2) In my previous life, I flew military helicopters. Having detachable lens hoods was not an option for FOD prevention purposes. A filter was the only protection that I could get in a fairly dirty and busy environment where I wasn't always the only one handling my gear.
3) I once dropped a camera bag and shattered a UV filter on a lens inside the padded bag. Would the front element have been damaged? I don't know. And, yes, a hood would have absorbed the impact, but, if the lens had been wearing a hood, it wouldn't have fit into the bag.
So, the hood isn't always practical or possible in every scenario, but, you are correct, they do a great job protecting a lens.
A fantastic writer on another photo website did a scientific UV filter comparison/test finding that good filters have no real affect on image quality. And, truth be told, I sometimes remove the filter when shooting!
Thanks for stopping by!
I can't imagine buying a $13.99 filter for a good lens. I do spend $60 or more on a better filter to match the quality of the Nikon optics. Once in a while I'll temporarily take the filter off for a troublesome shot. The ability to magnify and examine the images on the modern cameras is a wonderful boon for these issues. I have had expensive lenses saved by a filter.
Good stuff! Thanks for chiming in.
I agree...on an expensive lens, you should go with an expensive filter. That isn't me up-selling for my employer, its more of a fact of life.
Just an FYI...a lens rental website did a comparison of UV filters and gave the Nikon filters very high marks (actually one of the highest ratings). I have some for my Nikon glass and are very happy with them!
Thanks for reading!
I agree with the Nikon filters and have often used them since the days when a goodly number of the filter sizes were 52mm.
Good stuff, Gary! #brandloyalty :)
Thanks for showing this.
I wasn't really expecting to see a difference.. and maybe it's just me.. but I think it looks better without.
A bit sharper is all, but I will have to compare this on my camera also. Hm.
Just based on physics alone, there should be a difference, but you really have to go pixel peeping to see it!
I still think the benefits of a UV filter outweigh the teeny tiny loss in sharpness.
I agree--take a close look at the small branches, and you'll see a slight degradation in sharpness with the addition of the filter. What I notice with a good quality filter at 400mm and 150 feet with an object 0.1" wide, there is dark "banding" around lighter objects with the filter. Not so without.
Good pixel-peeping there!
Thanks for reading and sharing your experience!
I would have like to see some night scenes with light sources. Even the best UV's I've used have ghosting.
You are 100% correct.
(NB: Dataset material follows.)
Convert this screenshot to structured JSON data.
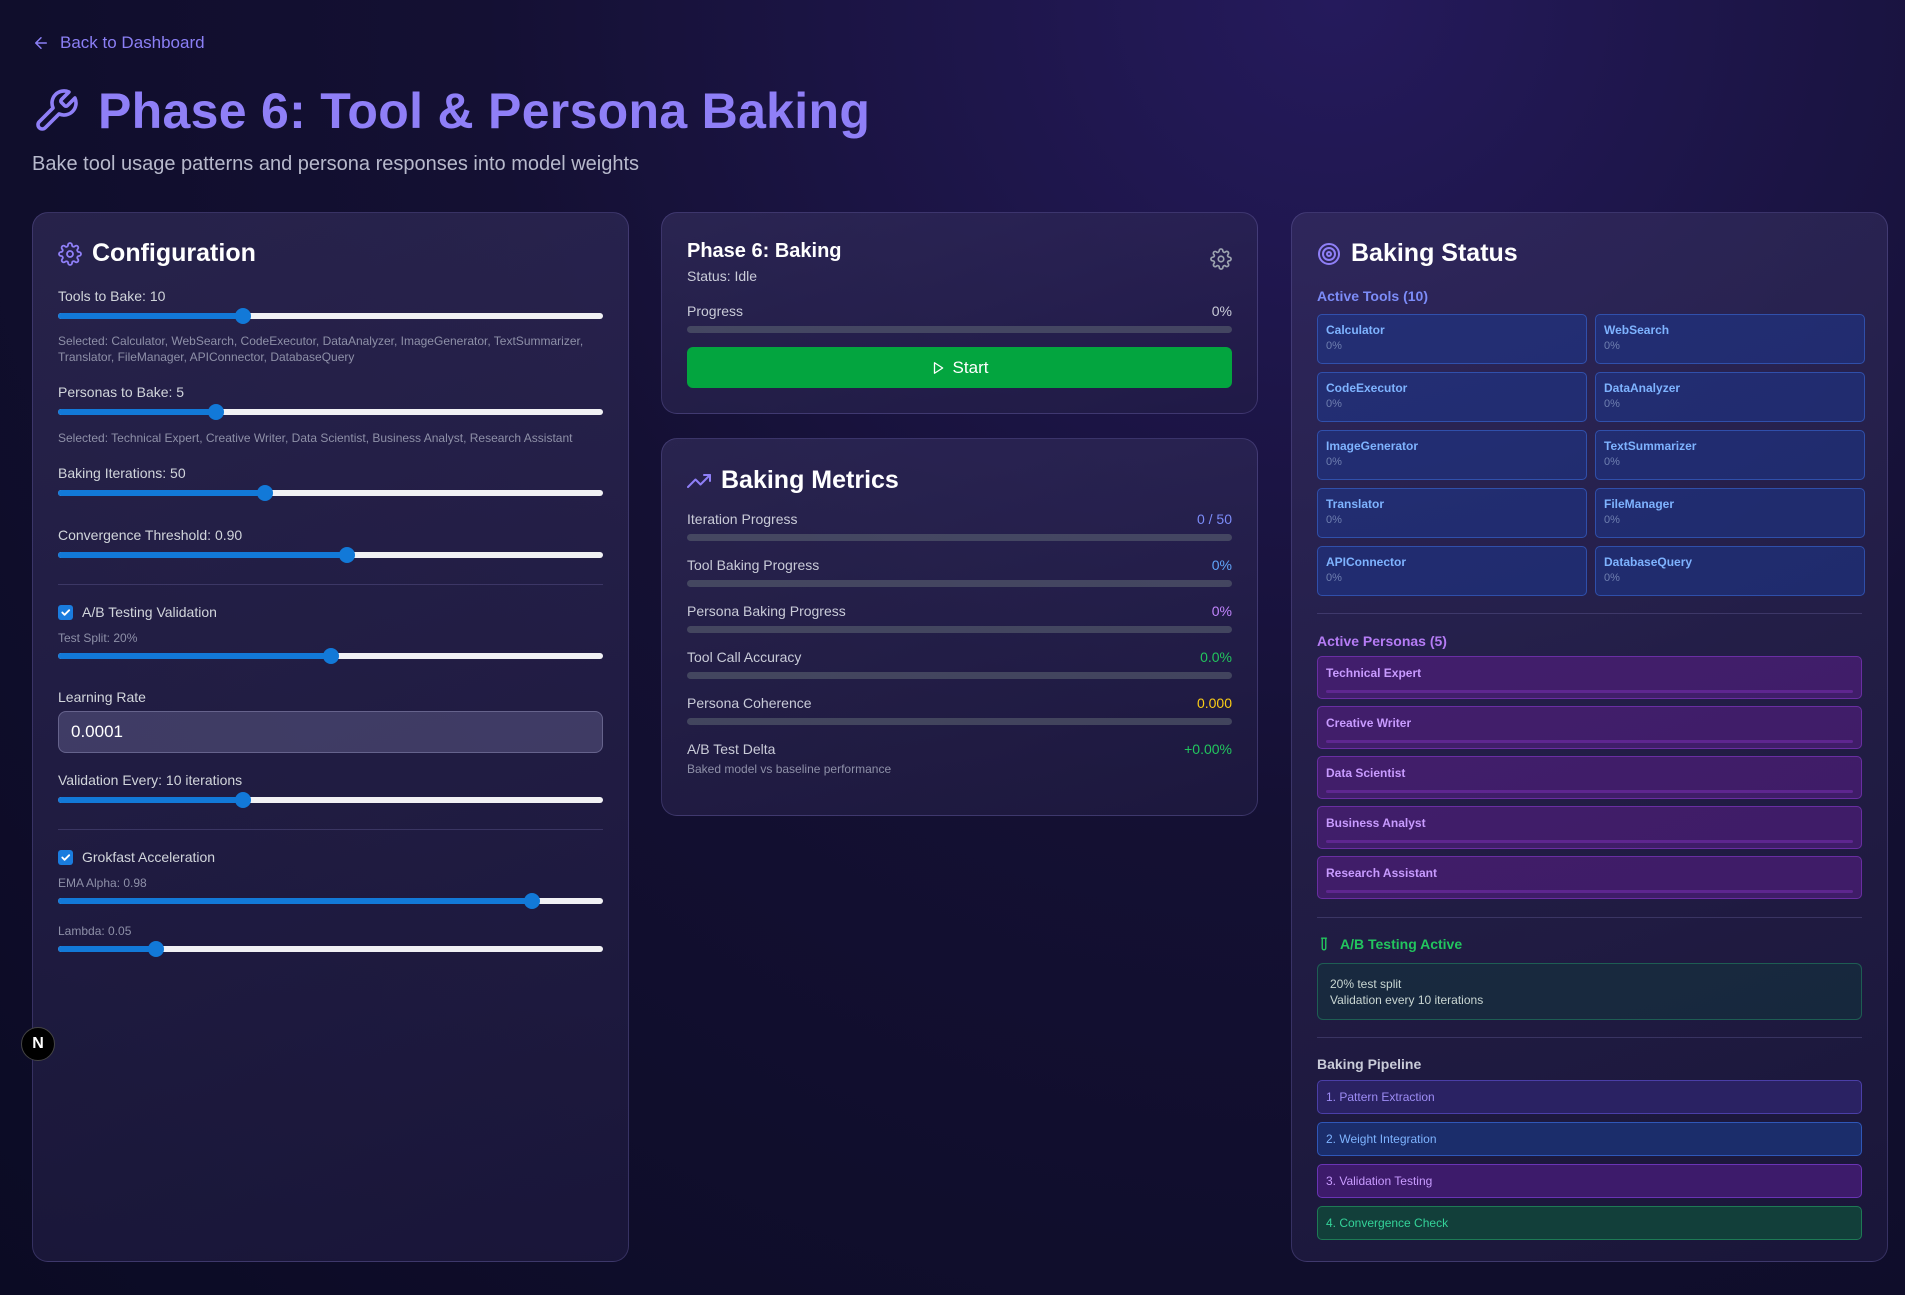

I mention this in my conclusion, but did not specify "night shooting."
I, too, have gotten unwanted ghosting and flare while shooting at night with top-quality UV filters.
In those instances, I will sigh, shrug, and unscrew the filter. I then get the shot and then remount the filter and press on. It is not common enough to make me ditch the filter completely as I'd rather have the protection 99% of the time and remove it to deal with the ghosting when I have to.
Thanks for reading Explora!
I easily see the difference. Surprised you do not.Is your browser color managed? There is a sharpness difference as well.
Your eyes must be better than mine! Even at the 200% crop in Photoshop proper (not using the images above), I barely noticed a difference. Yes, there is a tiny difference, but is it enough to make a "real world" impact to your images? Please don't make me invest in even more expensive expensive UV filters! :)
Using a UV Filters for all Lens are the easiest ways to start, indeed!!! They're not as difficult because it was not as being mentioned and upon. Finally, I rather preferred after over before in so it could be more clearer, indeed!!!
Thanks for reading, James!